The programs include Hul’qumi’num language classes and funding for counsellors.

Seymour says a cut in student counsellors will contribute to an already high rate of First Nations students who are graduating without the tools they need to pursue post secondary education, tools such as Grade 11 and 12 English and math courses.

Bill Routely, MLA for the Cowichan Valley, has also put in his support for a by-election by sending his own letter to Min. McRae.

“The School Act recognizes that the leadership of our schools is best placed in the hands of British Columbians as exercised through their right to elect local school trustees,” states Routley in the letter. “Our school district at present does not have a single elected school board trustee. Now that your ministry has approved a budget for our school district, it is time for the responsibility of our children’s education to be placed once again in the hands of elected trustees.”
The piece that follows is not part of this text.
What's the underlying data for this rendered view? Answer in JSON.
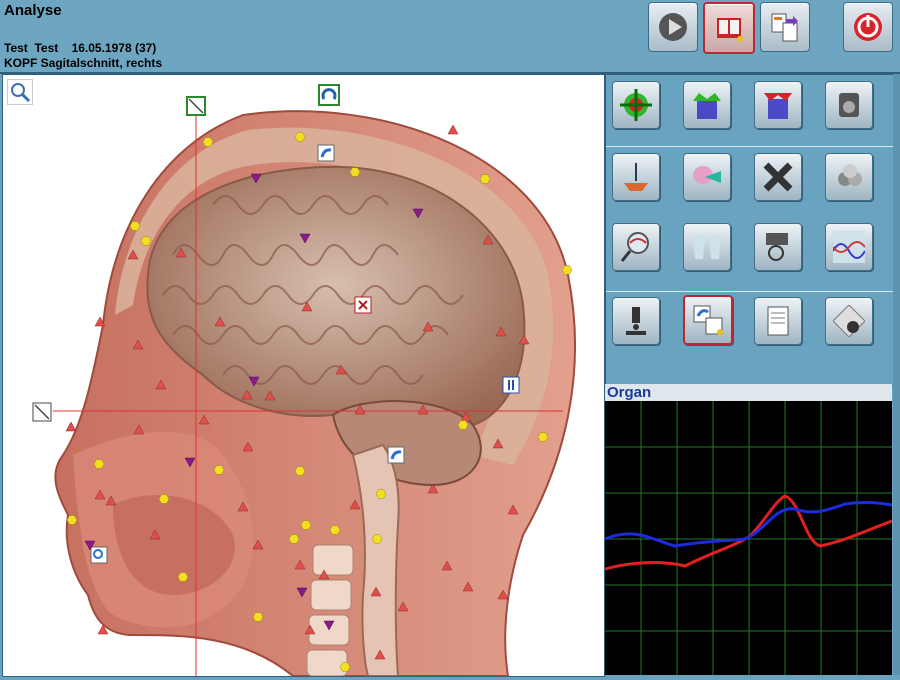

Ian Morrison, CVRD Area F director, also supports a by-election.

“I believe the fine people of the Cowichan Valley expect basic concepts of democracy to apply equally and fairly across all levels of government in which leaders in our community are elected to office. It is commonly expected when a elected position becomes vacant, for whatever reason, that within a reasonable time a bye-election will be held to fill the vacancy. This is true of elected officials at the federal, provincial, municipal, and I believe, at the school district level as well,” said Morrison.

Morrison adds that he believes that regardless of the reasons behind the current lack of a complete board, a by-election should be called within six months of any vacancy of a board occurring.

“If the Provincial Government has their way, the Cowichan Valley will have an unaccountable bureaucrat making decisions that effect our communities, without the people’s ability to judge the merit of those decisions in the next regularly scheduled election in almost two and a half years from today,” said Morrison. “Right or wrong, good or bad, right or left, it should not be another elected official at the Province who decides. The correct solution would be the good and wise voters of the CowichanValley casting their vote in a bye-election.”